• Work task: Repeat the records below verbatim and include no pictures.

Element data from apps and pages
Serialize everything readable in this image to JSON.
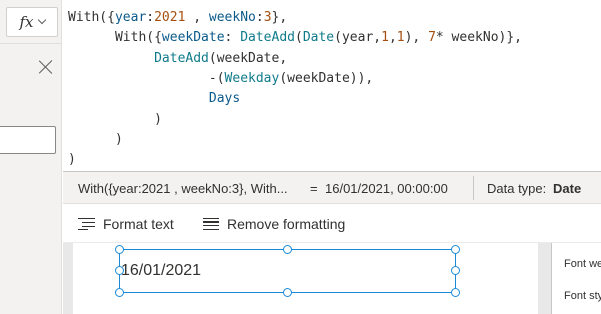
{
  "formula_bar": {
    "fx_label": "fx",
    "lines": [
      [
        {
          "t": "With({",
          "c": "p"
        },
        {
          "t": "year",
          "c": "k"
        },
        {
          "t": ":",
          "c": "p"
        },
        {
          "t": "2021",
          "c": "n"
        },
        {
          "t": " , ",
          "c": "p"
        },
        {
          "t": "weekNo",
          "c": "k"
        },
        {
          "t": ":",
          "c": "p"
        },
        {
          "t": "3",
          "c": "n"
        },
        {
          "t": "},",
          "c": "p"
        }
      ],
      [
        {
          "t": "      With({",
          "c": "p"
        },
        {
          "t": "weekDate",
          "c": "k"
        },
        {
          "t": ": ",
          "c": "p"
        },
        {
          "t": "DateAdd",
          "c": "f"
        },
        {
          "t": "(",
          "c": "p"
        },
        {
          "t": "Date",
          "c": "f"
        },
        {
          "t": "(year,",
          "c": "p"
        },
        {
          "t": "1",
          "c": "n"
        },
        {
          "t": ",",
          "c": "p"
        },
        {
          "t": "1",
          "c": "n"
        },
        {
          "t": "), ",
          "c": "p"
        },
        {
          "t": "7",
          "c": "n"
        },
        {
          "t": "* weekNo)},",
          "c": "p"
        }
      ],
      [
        {
          "t": "           ",
          "c": "p"
        },
        {
          "t": "DateAdd",
          "c": "f"
        },
        {
          "t": "(weekDate,",
          "c": "p"
        }
      ],
      [
        {
          "t": "                  -(",
          "c": "p"
        },
        {
          "t": "Weekday",
          "c": "f"
        },
        {
          "t": "(weekDate)),",
          "c": "p"
        }
      ],
      [
        {
          "t": "                  ",
          "c": "p"
        },
        {
          "t": "Days",
          "c": "k"
        }
      ],
      [
        {
          "t": "           )",
          "c": "p"
        }
      ],
      [
        {
          "t": "      )",
          "c": "p"
        }
      ],
      [
        {
          "t": ")",
          "c": "p"
        }
      ]
    ]
  },
  "result_bar": {
    "expression": "With({year:2021 , weekNo:3}, With...",
    "equals": "=",
    "value": "16/01/2021, 00:00:00",
    "data_type_label": "Data type:",
    "data_type_value": "Date"
  },
  "toolbar": {
    "format_text_label": "Format text",
    "remove_formatting_label": "Remove formatting"
  },
  "canvas": {
    "label_text": "16/01/2021"
  },
  "properties": {
    "font_weight_label": "Font weight",
    "font_style_label": "Font style"
  },
  "colors": {
    "selection": "#1a8ad8",
    "keyword": "#0b5a8a",
    "function": "#0f7b8a",
    "number": "#a44f10"
  }
}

• Written solution:
Serialize everything readable in this image to JSON.
{
  "formula_bar": {
    "fx_label": "fx",
    "lines": [
      [
        {
          "t": "With({",
          "c": "p"
        },
        {
          "t": "year",
          "c": "k"
        },
        {
          "t": ":",
          "c": "p"
        },
        {
          "t": "2021",
          "c": "n"
        },
        {
          "t": " , ",
          "c": "p"
        },
        {
          "t": "weekNo",
          "c": "k"
        },
        {
          "t": ":",
          "c": "p"
        },
        {
          "t": "3",
          "c": "n"
        },
        {
          "t": "},",
          "c": "p"
        }
      ],
      [
        {
          "t": "      With({",
          "c": "p"
        },
        {
          "t": "weekDate",
          "c": "k"
        },
        {
          "t": ": ",
          "c": "p"
        },
        {
          "t": "DateAdd",
          "c": "f"
        },
        {
          "t": "(",
          "c": "p"
        },
        {
          "t": "Date",
          "c": "f"
        },
        {
          "t": "(year,",
          "c": "p"
        },
        {
          "t": "1",
          "c": "n"
        },
        {
          "t": ",",
          "c": "p"
        },
        {
          "t": "1",
          "c": "n"
        },
        {
          "t": "), ",
          "c": "p"
        },
        {
          "t": "7",
          "c": "n"
        },
        {
          "t": "* weekNo)},",
          "c": "p"
        }
      ],
      [
        {
          "t": "           ",
          "c": "p"
        },
        {
          "t": "DateAdd",
          "c": "f"
        },
        {
          "t": "(weekDate,",
          "c": "p"
        }
      ],
      [
        {
          "t": "                  -(",
          "c": "p"
        },
        {
          "t": "Weekday",
          "c": "f"
        },
        {
          "t": "(weekDate)),",
          "c": "p"
        }
      ],
      [
        {
          "t": "                  ",
          "c": "p"
        },
        {
          "t": "Days",
          "c": "k"
        }
      ],
      [
        {
          "t": "           )",
          "c": "p"
        }
      ],
      [
        {
          "t": "      )",
          "c": "p"
        }
      ],
      [
        {
          "t": ")",
          "c": "p"
        }
      ]
    ]
  },
  "result_bar": {
    "expression": "With({year:2021 , weekNo:3}, With...",
    "equals": "=",
    "value": "16/01/2021, 00:00:00",
    "data_type_label": "Data type:",
    "data_type_value": "Date"
  },
  "toolbar": {
    "format_text_label": "Format text",
    "remove_formatting_label": "Remove formatting"
  },
  "canvas": {
    "label_text": "16/01/2021"
  },
  "properties": {
    "font_weight_label": "Font weight",
    "font_style_label": "Font style"
  },
  "colors": {
    "selection": "#1a8ad8",
    "keyword": "#0b5a8a",
    "function": "#0f7b8a",
    "number": "#a44f10"
  }
}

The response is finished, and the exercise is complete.